___ Data listing

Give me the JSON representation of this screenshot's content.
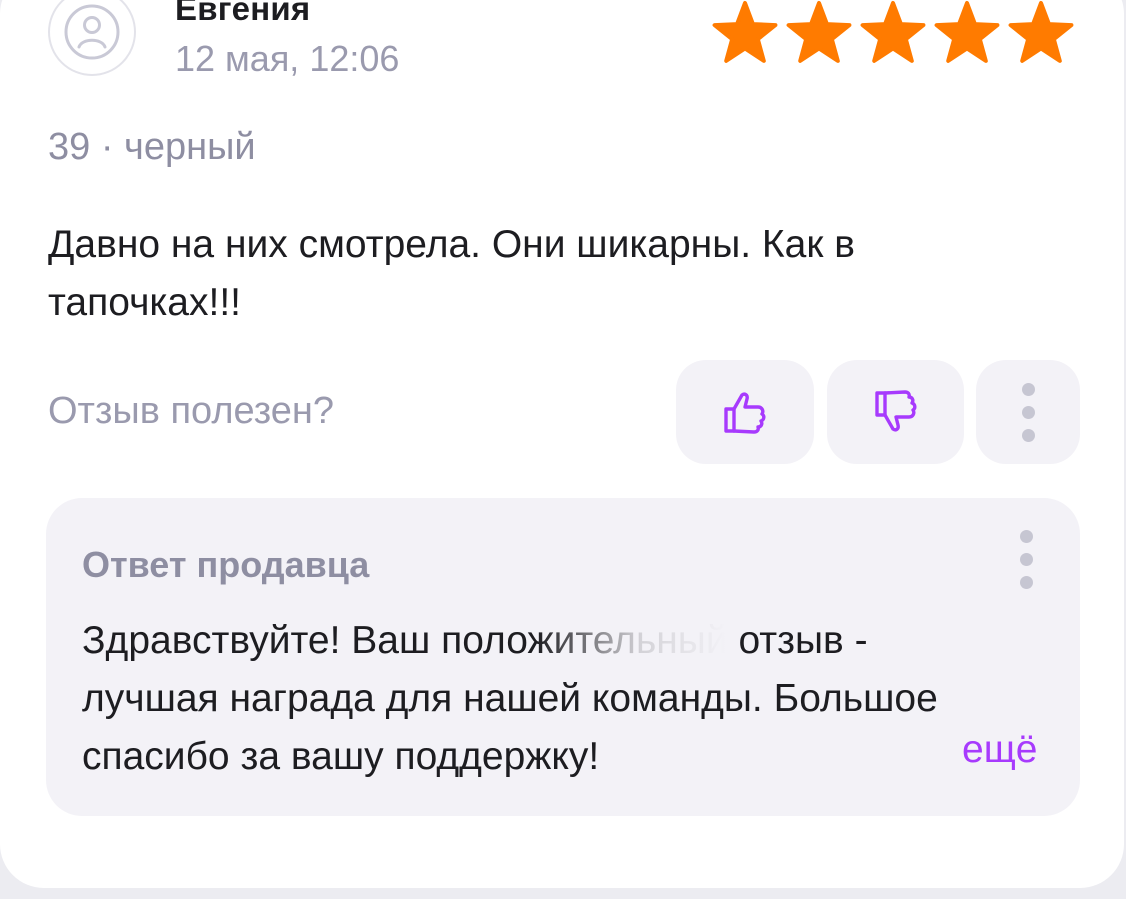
{
  "review": {
    "author": "Евгения",
    "date": "12 мая, 12:06",
    "rating": 5,
    "rating_max": 5,
    "variant": "39 · черный",
    "text": "Давно на них смотрела. Они шикарны. Как в тапочках!!!"
  },
  "feedback": {
    "question": "Отзыв полезен?"
  },
  "seller_reply": {
    "title": "Ответ продавца",
    "text": "Здравствуйте! Ваш положительный отзыв - лучшая награда для нашей команды. Большое спасибо за вашу поддержку!",
    "more_label": "ещё"
  },
  "colors": {
    "star": "#ff7b00",
    "accent": "#a73afd",
    "muted_text": "#9a9aae",
    "panel": "#f3f2f7"
  },
  "icons": {
    "avatar": "user-avatar-icon",
    "like": "thumbs-up-icon",
    "dislike": "thumbs-down-icon",
    "menu": "more-vertical-icon"
  }
}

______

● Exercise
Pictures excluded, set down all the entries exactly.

● Result
Give me the JSON representation of this screenshot's content.
{
  "review": {
    "author": "Евгения",
    "date": "12 мая, 12:06",
    "rating": 5,
    "rating_max": 5,
    "variant": "39 · черный",
    "text": "Давно на них смотрела. Они шикарны. Как в тапочках!!!"
  },
  "feedback": {
    "question": "Отзыв полезен?"
  },
  "seller_reply": {
    "title": "Ответ продавца",
    "text": "Здравствуйте! Ваш положительный отзыв - лучшая награда для нашей команды. Большое спасибо за вашу поддержку!",
    "more_label": "ещё"
  },
  "colors": {
    "star": "#ff7b00",
    "accent": "#a73afd",
    "muted_text": "#9a9aae",
    "panel": "#f3f2f7"
  },
  "icons": {
    "avatar": "user-avatar-icon",
    "like": "thumbs-up-icon",
    "dislike": "thumbs-down-icon",
    "menu": "more-vertical-icon"
  }
}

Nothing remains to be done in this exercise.